>The ancient Egyptians & Sumerians used similar writing systems to Chinese.
>Does anyone know how they organized things? If they had some sort of system
>for organizing their characters it would (at least for Egyptian) have to
>have been different than stroke order I would imagine.

As far as I know the cuneiform scripts, aside from the late ones like Ugaritic that were modelled on non-cuneiform alphabets or abjads, never had a lexicographic order.  Instead what they had was a canon of teaching texts -- syllabaries, thematic wordlists, homonym and homophone lists, bilingual dictionaries, vel sim. -- which between them were supposed to contain all the signs and sign combinations a scribe might need.  The dictionaries, Akkadian-Sumerian being the principal ones, had some local organising principles like going through multiple uses of the same sign together, or words with the same determinative together, but there was no notion of a global order to the writing system that they followed.  The stroke-based order seen in modern sign lists, first horizontals then diagonals then Winkelhaken then verticals etc., is a modern invention.

In Chinese too there were comparable traditions: you started by learning the Three Character Classic, the Thousand Character Classic, and the Hundred Family Surnames, all of which were supposed to expose you to enough characters to get on with.  Giving an order to all the characters was a later process and one with an initial proliferation of different standards.  Some tried to use the Thousand Character Classic as an ordering, although it wasn't comprehensive.  The radical-based system which eventually reached fixation was that of the Kangxi dictionary; when it was composed basically no two dictionaries used the same radical system.  Also, none of the systems were exactly *good*: they all had various judgment calls regarding which of two plausible analyses the writer liked.  (How 烏 didn't end up under ⿃ in Kangxi is beyond me...)  It's enough of a mess that, even today, the Sinosphere's equivalent of our spelling bees are dictionary lookup bees.
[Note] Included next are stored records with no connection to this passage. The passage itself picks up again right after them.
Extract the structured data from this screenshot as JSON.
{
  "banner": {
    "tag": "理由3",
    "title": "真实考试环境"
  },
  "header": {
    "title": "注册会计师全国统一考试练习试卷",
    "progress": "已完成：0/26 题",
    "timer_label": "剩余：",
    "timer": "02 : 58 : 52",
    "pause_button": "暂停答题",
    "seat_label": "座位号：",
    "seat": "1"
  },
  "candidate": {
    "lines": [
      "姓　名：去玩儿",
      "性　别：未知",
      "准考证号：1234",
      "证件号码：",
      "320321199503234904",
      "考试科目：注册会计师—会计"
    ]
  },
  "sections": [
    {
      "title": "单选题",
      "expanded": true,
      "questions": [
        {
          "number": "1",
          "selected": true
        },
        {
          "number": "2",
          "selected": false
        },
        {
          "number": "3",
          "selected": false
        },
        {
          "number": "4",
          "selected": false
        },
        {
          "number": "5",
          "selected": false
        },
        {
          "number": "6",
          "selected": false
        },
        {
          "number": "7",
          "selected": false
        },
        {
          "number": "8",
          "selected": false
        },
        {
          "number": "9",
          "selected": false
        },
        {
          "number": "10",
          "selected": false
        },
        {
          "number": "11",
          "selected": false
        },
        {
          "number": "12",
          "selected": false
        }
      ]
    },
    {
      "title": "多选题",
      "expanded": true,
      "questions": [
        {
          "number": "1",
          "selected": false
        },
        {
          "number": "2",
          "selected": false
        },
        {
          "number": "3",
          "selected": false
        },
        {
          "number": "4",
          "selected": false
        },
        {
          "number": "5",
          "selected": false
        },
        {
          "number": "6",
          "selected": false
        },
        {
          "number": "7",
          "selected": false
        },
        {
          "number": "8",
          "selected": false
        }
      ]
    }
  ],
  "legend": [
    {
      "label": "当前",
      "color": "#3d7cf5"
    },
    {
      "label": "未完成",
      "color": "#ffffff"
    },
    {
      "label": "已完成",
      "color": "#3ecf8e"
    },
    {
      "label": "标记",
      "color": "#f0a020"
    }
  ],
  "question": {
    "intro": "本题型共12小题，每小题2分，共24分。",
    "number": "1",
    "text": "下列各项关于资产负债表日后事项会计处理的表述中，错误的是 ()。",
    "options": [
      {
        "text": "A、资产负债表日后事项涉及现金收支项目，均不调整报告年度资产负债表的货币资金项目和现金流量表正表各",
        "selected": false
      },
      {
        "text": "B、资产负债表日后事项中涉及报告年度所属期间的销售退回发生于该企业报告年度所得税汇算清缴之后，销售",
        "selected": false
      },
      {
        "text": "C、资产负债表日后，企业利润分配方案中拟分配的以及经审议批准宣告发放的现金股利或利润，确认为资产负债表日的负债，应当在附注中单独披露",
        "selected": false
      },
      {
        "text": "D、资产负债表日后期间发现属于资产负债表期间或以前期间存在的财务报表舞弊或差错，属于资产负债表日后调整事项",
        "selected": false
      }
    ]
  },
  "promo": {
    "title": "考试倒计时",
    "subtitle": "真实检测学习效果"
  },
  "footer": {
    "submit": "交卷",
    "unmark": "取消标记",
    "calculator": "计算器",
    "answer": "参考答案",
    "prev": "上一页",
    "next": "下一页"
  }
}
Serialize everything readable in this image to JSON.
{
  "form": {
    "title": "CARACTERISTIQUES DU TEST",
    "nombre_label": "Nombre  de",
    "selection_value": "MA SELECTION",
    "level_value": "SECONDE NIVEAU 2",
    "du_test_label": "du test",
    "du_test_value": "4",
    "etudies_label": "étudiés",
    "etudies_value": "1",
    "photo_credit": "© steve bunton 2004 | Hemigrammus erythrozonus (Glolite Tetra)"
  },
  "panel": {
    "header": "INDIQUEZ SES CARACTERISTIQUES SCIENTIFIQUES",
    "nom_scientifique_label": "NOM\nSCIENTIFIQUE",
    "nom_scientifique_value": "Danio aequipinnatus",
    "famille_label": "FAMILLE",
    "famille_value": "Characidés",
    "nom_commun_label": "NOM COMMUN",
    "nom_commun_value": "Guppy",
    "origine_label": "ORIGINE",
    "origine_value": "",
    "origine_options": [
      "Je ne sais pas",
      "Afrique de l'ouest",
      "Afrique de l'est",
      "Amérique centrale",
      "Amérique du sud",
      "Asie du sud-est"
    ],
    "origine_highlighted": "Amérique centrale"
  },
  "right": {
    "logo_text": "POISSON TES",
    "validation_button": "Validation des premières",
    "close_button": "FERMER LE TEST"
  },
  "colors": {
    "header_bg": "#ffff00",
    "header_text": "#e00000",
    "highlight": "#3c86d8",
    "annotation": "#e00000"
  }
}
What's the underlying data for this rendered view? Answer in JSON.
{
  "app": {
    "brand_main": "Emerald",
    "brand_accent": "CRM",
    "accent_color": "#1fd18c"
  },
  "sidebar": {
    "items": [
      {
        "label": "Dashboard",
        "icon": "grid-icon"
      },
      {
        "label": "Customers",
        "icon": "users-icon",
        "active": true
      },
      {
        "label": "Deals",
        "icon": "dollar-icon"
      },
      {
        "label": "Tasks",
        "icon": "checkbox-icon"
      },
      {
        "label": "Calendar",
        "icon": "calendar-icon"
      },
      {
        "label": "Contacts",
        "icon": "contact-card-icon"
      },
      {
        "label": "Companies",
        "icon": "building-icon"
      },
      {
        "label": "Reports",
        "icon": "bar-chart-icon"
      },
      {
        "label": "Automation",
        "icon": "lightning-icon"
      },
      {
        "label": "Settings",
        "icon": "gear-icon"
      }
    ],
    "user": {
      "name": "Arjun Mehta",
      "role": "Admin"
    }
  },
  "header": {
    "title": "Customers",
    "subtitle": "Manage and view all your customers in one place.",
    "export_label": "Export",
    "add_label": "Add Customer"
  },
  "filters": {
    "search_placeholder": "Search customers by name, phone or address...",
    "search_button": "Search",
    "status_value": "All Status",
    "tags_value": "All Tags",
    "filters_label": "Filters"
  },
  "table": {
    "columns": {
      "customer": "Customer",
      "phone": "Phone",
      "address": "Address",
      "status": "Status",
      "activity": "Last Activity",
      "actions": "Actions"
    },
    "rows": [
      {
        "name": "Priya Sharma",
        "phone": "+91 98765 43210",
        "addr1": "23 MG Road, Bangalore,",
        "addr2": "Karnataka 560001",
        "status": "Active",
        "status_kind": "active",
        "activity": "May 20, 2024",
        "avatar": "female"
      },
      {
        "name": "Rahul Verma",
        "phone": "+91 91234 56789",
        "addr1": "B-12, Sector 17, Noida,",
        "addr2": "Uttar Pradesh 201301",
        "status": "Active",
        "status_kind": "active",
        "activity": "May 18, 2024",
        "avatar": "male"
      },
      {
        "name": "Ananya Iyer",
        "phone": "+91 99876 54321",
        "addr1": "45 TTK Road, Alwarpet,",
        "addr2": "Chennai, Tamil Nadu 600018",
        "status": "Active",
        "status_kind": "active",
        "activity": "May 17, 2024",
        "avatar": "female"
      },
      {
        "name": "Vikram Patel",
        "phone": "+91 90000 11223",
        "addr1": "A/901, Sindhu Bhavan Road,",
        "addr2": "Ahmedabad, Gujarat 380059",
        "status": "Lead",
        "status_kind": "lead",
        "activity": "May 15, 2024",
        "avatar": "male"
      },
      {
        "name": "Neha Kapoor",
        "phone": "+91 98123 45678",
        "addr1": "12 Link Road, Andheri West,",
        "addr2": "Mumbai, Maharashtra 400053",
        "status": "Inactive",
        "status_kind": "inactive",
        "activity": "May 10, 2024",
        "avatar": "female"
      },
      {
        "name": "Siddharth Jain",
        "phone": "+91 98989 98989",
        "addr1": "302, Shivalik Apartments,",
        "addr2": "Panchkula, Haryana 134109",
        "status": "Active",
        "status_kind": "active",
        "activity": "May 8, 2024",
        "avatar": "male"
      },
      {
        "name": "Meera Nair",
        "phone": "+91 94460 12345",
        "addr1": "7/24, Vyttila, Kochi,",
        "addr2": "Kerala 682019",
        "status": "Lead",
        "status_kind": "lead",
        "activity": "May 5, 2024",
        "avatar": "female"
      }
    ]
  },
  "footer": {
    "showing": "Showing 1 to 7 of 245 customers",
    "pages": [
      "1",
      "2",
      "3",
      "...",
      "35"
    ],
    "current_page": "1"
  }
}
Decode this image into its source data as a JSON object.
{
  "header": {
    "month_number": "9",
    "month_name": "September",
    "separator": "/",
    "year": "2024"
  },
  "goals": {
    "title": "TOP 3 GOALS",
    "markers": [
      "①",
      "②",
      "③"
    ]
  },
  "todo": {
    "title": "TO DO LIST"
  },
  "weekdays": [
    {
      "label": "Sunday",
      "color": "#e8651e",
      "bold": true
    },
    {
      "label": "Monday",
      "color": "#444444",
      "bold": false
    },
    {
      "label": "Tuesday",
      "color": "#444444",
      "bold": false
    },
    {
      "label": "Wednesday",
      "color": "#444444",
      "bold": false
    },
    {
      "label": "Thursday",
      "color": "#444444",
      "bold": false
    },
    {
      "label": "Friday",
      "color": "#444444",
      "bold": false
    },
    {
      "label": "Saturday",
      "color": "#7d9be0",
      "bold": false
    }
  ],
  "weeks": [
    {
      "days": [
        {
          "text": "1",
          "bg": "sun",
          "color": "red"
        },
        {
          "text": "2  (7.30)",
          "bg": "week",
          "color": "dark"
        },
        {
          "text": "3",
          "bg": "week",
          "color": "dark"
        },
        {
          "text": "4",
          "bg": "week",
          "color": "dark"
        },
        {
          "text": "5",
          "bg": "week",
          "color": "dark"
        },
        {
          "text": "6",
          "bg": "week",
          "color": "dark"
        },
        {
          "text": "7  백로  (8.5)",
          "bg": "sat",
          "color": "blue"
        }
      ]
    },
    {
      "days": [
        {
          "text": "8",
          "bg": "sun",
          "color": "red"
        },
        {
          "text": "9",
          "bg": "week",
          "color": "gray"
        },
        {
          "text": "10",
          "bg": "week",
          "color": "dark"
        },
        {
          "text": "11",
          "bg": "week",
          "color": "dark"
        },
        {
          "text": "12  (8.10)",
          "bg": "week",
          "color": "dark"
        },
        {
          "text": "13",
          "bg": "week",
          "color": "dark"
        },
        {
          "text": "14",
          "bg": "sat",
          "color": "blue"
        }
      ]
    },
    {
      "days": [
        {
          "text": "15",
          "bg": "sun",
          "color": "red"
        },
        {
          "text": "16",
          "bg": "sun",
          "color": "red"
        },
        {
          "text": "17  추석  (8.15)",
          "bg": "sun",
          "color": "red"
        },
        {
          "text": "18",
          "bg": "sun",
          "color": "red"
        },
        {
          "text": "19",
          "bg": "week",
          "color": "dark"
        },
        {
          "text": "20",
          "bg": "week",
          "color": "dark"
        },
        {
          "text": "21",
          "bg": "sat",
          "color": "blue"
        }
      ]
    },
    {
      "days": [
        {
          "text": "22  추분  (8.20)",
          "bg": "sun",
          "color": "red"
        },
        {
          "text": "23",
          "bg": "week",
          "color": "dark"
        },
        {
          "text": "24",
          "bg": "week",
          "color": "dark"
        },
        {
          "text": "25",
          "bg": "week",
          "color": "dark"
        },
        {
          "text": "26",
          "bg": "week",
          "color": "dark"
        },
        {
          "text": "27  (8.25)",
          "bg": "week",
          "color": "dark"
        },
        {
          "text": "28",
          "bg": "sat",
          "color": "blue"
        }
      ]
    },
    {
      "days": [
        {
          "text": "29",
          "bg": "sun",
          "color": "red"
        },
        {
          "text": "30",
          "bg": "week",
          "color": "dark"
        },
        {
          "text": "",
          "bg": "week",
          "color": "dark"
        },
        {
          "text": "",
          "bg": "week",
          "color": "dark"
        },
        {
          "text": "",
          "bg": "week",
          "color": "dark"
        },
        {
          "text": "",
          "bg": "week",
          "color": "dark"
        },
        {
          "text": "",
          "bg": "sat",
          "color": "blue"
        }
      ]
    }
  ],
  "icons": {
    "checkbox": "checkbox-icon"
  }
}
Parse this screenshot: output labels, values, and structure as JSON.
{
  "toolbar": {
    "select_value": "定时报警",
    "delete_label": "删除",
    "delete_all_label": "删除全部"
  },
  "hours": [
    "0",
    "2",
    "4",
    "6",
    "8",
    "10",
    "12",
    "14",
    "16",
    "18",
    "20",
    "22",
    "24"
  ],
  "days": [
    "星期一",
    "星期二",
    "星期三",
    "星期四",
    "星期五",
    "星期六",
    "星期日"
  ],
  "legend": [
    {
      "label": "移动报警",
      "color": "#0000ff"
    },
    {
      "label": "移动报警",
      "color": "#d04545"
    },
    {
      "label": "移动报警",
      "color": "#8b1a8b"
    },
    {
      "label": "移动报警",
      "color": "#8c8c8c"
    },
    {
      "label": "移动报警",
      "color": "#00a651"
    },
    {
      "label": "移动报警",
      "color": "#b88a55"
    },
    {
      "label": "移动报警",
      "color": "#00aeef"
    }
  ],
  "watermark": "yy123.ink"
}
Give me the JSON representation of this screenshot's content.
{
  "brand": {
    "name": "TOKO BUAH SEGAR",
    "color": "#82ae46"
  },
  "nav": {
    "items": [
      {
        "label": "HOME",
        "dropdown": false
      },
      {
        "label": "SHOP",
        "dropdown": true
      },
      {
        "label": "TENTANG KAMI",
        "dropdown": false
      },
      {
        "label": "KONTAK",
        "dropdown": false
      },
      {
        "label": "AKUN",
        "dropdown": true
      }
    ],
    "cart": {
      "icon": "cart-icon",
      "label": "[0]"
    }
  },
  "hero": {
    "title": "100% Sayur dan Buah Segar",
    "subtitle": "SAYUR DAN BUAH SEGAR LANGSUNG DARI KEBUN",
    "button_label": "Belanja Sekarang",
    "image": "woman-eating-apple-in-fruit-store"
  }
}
All that said, if in Siye there is a clear formally-distinguished set of syllabic characters, including |CVV| vowel-contracted characters and whatnot, plus a minor residue of logograms (as I seem to remember from the last time you showed it off), I might expect that there would be an order for the phonetic characters, and logograms would be indexed by (some fixed citation) reading.